Franklin Reick, founder of Fluoramics, is an avid inventor. His first laboratory, located under the front porch of his parents’ house, consisted of two concrete blocks with a board stretched lengthwise across the top. He was five years old.
Franklin graduated from Syracuse University in 1952 with an engineering degree. He entered the corporate world but his inventor’s spirit and distaste for the 8 to 5 office bureaucracy led him to leave the security of corporate life and focus on his true passion for inventing.
Franklin then struck out on his own and now has nearly 40 patents and inventions ranging from medical diagnostic instruments to ski wax to children’s toys and industrial lubricants.
In the mid-1960s, Franklin set out to develop a thread sealant that could be used in gaseous and liquid oxygen applications without plugging tiny instrument holes. The resulting product, Formula-8, is a highly-effective paste thread sealer that requires no curing time and can be used in hard-to-reach areas due to its thixotropic base that sheets into PFTE strings under the shear force of tightening a pipe fitting. With the creation of Formula-8, Fluoramics was born in 1967.
At this time, Franklin and his wife had three young boys. All of the boys helped out with the business, but the middle child, Gregg, showed an interest in Fluoramics from an early age, and graduated from Rutgers University with a degree in Chemical Engineering.
While the boys were growing up and helping with the business, Franklin kept working on new ideas. Fluoramics’ PTFE lubrication technology products sold under the Tufoil name are now used globally in industrial and consumer applications. The result of more than eight years of development, Tufoil came about as a result of Franklin’s secondary passion — flying airplanes.
“One day, in the mid 70s, I was flying down the corridor in New York City,” Franklin said, “I saw the crud coming up from the canyons and I figured I’d have to do something about that — the automobile exhaust. That’s what started the Tufoil project.”
Tufoil and the Tufoil product lines are used as general lubricants for a variety of purposes and in conjunction with other lubricants in gear boxes and engines to reduce friction, wear, noise, and operating temperatures to preserve and extend the lifespan of machinery.
It was tested by multiple groups, including the Canadian and U.S. governments and was discovered by the National Bureau of Standards to be the slipperiest substance in existence with a metal-to-metal coefficient of friction of .029. It was recognized in 1996 as the world’s “most efficient lubricant” by the Guinness Book of World Records — a title it still holds today.
By now the boys are grown and gone but Gregg, General Manager of a $60 million electronics manufacturing company, still served as a business advisor to Franklin.
Franklin wasn’t done inventing, however. In 2011, he was driving his car to work one day and when he tried to brake, the pedal went all the way to floor.

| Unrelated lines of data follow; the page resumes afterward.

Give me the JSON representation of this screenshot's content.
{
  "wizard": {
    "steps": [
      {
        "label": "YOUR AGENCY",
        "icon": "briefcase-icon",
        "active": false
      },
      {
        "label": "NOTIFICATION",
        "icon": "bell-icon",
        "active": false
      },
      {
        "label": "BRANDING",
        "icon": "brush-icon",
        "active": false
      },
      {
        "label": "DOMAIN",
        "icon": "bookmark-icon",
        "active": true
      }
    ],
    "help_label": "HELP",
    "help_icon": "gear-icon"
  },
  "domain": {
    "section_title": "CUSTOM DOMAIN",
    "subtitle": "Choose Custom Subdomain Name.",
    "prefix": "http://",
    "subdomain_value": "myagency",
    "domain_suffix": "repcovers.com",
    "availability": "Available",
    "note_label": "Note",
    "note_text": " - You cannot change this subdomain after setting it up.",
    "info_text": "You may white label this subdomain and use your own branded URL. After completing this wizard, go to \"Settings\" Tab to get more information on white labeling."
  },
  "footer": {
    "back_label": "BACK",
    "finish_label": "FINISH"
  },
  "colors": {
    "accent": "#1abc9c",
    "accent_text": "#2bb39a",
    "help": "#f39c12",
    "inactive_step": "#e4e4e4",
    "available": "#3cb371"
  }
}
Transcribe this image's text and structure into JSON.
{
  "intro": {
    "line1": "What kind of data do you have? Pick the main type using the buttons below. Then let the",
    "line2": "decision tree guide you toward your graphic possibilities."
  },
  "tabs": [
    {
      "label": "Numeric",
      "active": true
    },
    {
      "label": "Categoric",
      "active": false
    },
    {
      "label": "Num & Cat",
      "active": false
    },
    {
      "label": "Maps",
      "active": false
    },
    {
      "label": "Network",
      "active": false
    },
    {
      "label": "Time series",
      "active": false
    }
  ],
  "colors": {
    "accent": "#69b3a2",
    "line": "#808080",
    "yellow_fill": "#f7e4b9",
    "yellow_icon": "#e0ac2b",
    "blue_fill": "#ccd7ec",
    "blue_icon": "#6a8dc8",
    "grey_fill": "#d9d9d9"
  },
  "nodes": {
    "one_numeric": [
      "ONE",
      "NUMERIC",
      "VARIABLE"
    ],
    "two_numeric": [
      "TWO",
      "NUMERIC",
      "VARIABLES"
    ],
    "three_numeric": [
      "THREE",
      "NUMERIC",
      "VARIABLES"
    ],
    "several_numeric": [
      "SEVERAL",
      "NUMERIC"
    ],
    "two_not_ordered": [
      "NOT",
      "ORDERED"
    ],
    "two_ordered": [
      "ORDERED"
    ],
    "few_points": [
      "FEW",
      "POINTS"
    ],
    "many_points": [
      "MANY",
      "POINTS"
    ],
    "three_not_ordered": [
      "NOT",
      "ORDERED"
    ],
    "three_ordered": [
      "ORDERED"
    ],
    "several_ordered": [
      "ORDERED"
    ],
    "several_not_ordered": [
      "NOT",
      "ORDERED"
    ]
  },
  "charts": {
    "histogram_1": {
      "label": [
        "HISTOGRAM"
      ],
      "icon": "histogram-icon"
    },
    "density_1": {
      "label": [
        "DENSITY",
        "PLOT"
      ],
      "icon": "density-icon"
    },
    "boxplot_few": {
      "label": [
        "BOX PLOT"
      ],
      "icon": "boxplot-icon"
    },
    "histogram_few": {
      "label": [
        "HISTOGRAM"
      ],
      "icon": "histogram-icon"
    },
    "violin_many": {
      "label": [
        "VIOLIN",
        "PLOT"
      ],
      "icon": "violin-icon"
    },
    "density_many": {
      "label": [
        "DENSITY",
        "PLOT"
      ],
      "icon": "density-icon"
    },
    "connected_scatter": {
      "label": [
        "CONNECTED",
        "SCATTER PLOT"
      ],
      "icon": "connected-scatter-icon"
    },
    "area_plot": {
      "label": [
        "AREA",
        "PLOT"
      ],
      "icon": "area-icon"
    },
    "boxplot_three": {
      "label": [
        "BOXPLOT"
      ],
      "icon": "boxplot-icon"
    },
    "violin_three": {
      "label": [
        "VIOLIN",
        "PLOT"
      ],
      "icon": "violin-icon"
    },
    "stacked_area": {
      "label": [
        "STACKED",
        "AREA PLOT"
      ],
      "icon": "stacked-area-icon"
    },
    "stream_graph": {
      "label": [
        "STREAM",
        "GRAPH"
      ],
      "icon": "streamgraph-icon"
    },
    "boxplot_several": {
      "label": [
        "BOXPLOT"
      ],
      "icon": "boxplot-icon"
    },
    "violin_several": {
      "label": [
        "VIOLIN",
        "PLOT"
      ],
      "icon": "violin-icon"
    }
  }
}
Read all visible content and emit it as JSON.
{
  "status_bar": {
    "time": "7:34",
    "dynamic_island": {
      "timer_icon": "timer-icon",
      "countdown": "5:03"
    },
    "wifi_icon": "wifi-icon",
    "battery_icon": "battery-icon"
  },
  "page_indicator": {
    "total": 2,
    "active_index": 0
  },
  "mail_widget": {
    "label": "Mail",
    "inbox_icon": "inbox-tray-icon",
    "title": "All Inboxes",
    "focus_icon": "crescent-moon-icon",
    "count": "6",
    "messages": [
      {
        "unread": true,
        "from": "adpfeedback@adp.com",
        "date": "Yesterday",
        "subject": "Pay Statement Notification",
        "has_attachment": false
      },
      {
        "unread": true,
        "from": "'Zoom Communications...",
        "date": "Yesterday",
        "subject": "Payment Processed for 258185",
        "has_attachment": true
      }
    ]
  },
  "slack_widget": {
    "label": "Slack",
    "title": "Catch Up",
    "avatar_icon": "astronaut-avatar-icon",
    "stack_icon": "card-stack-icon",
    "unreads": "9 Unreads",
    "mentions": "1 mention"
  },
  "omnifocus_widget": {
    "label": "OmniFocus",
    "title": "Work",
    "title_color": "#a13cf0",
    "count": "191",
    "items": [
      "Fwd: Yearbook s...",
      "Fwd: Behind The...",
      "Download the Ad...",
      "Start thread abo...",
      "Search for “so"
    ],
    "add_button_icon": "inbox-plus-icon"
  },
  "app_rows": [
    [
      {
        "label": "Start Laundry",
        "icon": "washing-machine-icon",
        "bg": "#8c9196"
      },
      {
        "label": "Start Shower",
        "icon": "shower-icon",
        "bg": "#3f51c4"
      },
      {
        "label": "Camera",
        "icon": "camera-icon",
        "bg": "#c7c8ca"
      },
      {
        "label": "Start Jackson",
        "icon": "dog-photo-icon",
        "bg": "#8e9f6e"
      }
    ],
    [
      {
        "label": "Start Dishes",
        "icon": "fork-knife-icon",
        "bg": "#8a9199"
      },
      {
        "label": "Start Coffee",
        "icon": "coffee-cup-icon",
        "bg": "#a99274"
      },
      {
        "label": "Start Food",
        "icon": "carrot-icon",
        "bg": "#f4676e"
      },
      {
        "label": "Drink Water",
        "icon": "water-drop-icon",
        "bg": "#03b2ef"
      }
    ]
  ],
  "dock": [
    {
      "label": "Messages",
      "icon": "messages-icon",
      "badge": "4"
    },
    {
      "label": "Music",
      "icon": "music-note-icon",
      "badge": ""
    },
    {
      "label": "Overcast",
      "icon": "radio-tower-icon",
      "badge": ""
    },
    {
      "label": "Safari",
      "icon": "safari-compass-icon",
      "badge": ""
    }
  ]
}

He was able to safely maneuver to side of the road and learned from the repair shop that his brake lines had rusted completely through. He vowed to do something about that and spent the next two years on rust chemistry. The result was HinderRUST, Franklin’s answer to corrosion. HinderRUST is a solvent-free lubricant and rust inhibitor. What sets HinderRUST apart from its competitors is its ability to perform both of its functions while not containing any solvents.
“In enclosed situations, you don’t want to be using solvents. You’ll blow yourself up,” Franklin said. “I made up my mind I wasn’t going to do that. I had a few goals in mind. First — it had to be the world’s best rust inhibitor. Two — it had to be a great lubricant. Third — it could contain no solvents.”
In 2015, Gregg joined forces with Fluoramics on the business side of the company, leaving Franklin to do what he does best — inventing.